* [What is required]:
Your answer must consist of every line from the data below that includes the word "Prince".

* [The records]:
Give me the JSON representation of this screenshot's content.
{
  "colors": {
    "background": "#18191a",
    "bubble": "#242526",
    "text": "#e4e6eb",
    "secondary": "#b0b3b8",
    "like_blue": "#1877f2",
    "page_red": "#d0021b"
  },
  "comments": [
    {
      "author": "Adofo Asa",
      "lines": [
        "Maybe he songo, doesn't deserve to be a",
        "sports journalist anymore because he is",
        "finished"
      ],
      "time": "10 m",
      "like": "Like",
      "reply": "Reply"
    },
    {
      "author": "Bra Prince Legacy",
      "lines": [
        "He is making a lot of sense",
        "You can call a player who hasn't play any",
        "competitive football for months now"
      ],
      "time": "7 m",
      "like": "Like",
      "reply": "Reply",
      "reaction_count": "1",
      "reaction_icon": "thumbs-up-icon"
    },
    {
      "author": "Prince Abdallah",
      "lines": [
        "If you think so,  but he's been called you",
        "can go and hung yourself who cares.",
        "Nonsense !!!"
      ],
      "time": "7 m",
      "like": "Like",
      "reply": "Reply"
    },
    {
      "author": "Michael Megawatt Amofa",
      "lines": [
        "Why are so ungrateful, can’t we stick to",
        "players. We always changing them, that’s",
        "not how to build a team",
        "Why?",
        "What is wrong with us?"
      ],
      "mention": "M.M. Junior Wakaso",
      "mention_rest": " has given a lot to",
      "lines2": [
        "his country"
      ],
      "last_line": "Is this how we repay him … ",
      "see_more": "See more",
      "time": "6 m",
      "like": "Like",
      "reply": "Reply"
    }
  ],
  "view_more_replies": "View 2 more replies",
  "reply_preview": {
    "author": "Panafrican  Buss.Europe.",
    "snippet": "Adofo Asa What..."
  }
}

* [Output for this task]:
      "author": "Bra Prince Legacy",
      "author": "Prince Abdallah",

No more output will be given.